While it’s technically possible to have one layer of collectors with two pipelines on each instance, we recommend separating the layers in order to have better failure isolation.

Probabilistic vs tail

The probabilistic sampling processor and the probabilistic tail sampling processor policy work very similar: based upon a configurable sampling percentage they will sample a fixed ratio of received traces. But depending on the overall processing pipeline you should prefer using one over the other.

As a rule of thumb, if you want to add probabilistic sampling and…

…you are not using the tail sampling processor already: use the probabilistic sampling processor. Running the probabilistic sampling processor is more efficient than the tail sampling processor. The probabilistic sampling policy makes decision based upon the trace ID, so waiting until more spans have arrived will not influence its decision.

…you are already using the tail sampling processor: add the probabilistic sampling policy. You are already incurring the cost of running the tail sampling processor, adding the probabilistic policy will be negligible. Additionally, using the policy within the tail sampling processor will ensure traces that are sampled by other policies will not be dropped.

Probabilistic Sampling Processor

The probabilistic sampler supports two types of sampling for traces:

  • sampling.priority semantic convention as defined by OpenTracing
  • Trace ID hashing

Config options:

  • hash_seed(no default): An integer used to compute the hash algorithm. Note that all collectors for a given tier (e.g. behind the same load balancer) should have the same hash_seed.
  • sampling_percentage (default = 0): Percentage at which traces are sampled; >= 100 samples all traces


Regarding scaling, we have three types of components: stateless, scrapers, and stateful.

Most Collector components are stateless. Even if they hold some state in memory, it isn’t relevant for scaling purposes.

Scrapers, like the Prometheus receiver, are configured to obtain telemetry data from external locations. The receiver will then scrape target by target, putting data into the pipeline.

Components like the tail sampling processor cannot be easily scaled, as they keep some relevant state in memory for their business. Those components require some careful consideration before being scaled up.

Scaling Stateless Collectors

Most of the time, scaling the Collector is easy, as it’s just a matter of adding new replicas and using an off-the-shelf load balancer.

You should still consider splitting your collection pipeline with reliability in mind. For instance, when your workloads run on Kubernetes, you might want to use DaemonSets to have a Collector on the same physical node as your workloads and a remote central Collector responsible for pre-processing the data before sending the data to the storage. When the number of nodes is low and the number of pods is high, Sidecars might make more sense, as you’ll get a better load balancing for the gRPC connections among Collector layers without needing a gRPC-specific load balancer. Using a Sidecar also makes sense to avoid bringing down a crucial component for all pods in a node when one DaemonSet pod fails.

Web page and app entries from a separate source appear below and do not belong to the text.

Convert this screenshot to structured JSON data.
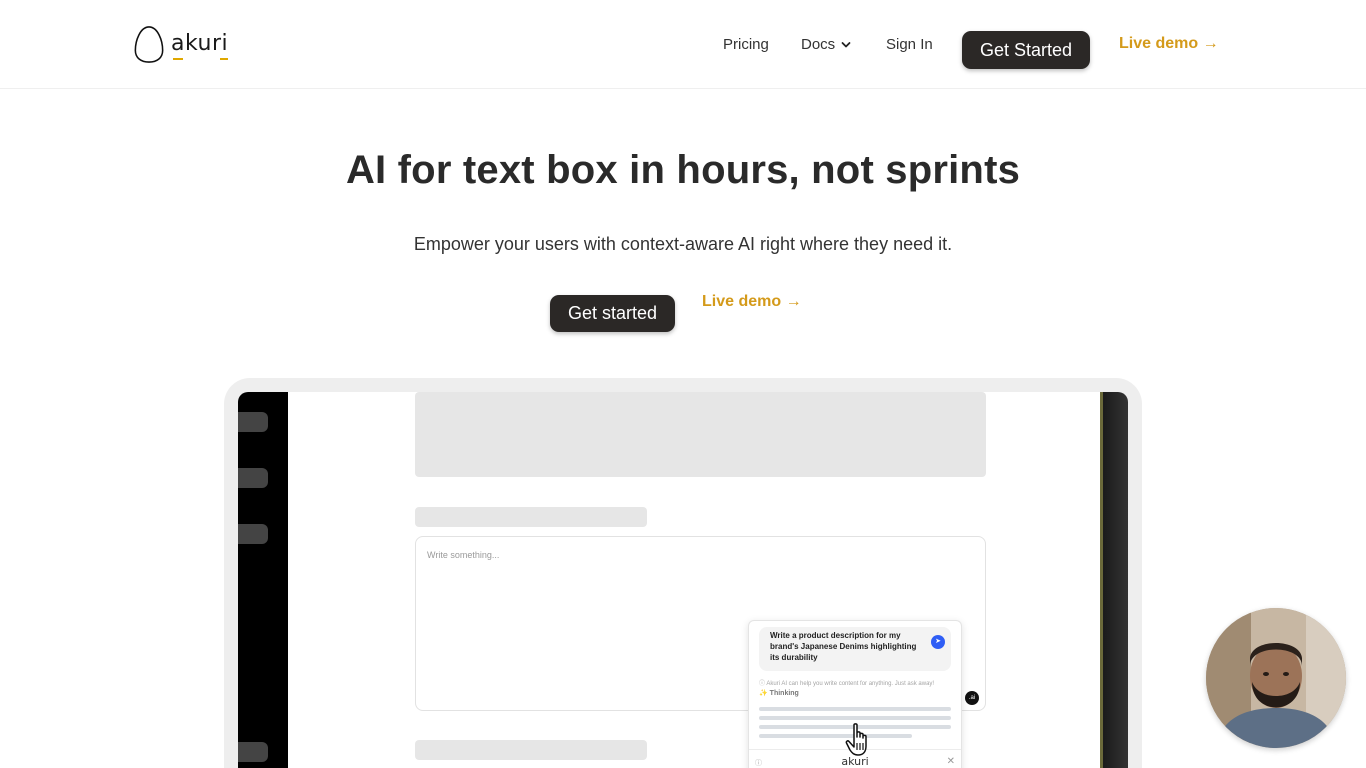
{
  "brand": {
    "name": "akuri"
  },
  "nav": {
    "pricing": "Pricing",
    "docs": "Docs",
    "sign_in": "Sign In",
    "get_started": "Get Started",
    "live_demo": "Live demo →"
  },
  "hero": {
    "title": "AI for text box in hours, not sprints",
    "subtitle": "Empower your users with context-aware AI right where they need it.",
    "cta": "Get started",
    "live_demo": "Live demo →"
  },
  "demo": {
    "textarea_placeholder": "Write something...",
    "prompt": "Write a product description for my brand's Japanese Denims highlighting its durability",
    "hint": "ⓘ Akuri AI can help you write content for anything. Just ask away!",
    "thinking": "Thinking",
    "footer_brand": "akuri",
    "mini_logo": ".ai"
  },
  "colors": {
    "accent": "#d49a1a",
    "button_dark": "#2b2826",
    "send_blue": "#2f5ef5"
  },
  "icons": [
    "chevron-down-icon",
    "send-icon",
    "help-icon",
    "close-icon",
    "pointer-hand-icon",
    "sparkle-icon"
  ]
}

Scaling Stateful Collectors

It is the case for the tail-sampling processor, which holds spans in memory for a given period, evaluating the sampling decision only when the trace is considered complete. Scaling a Collector cluster by adding more replicas means that different collectors will receive spans for a given trace, causing each collector to evaluate whether that trace should be sampled, potentially coming to different answers. This behavior results in traces missing spans, misrepresenting what happened in that transaction.

A similar situation happens when using the span-to-metrics processor to generate service metrics. When different collectors receive data related to the same service, aggregations based on the service name will be inaccurate.

To overcome this, you can deploy a layer of Collectors containing the load-balancing exporter in front of your Collectors doing the tail-sampling or the span-to-metrics processing. The load-balancing exporter will hash the trace ID or the service name consistently and determine which collector backend should receive spans for that trace.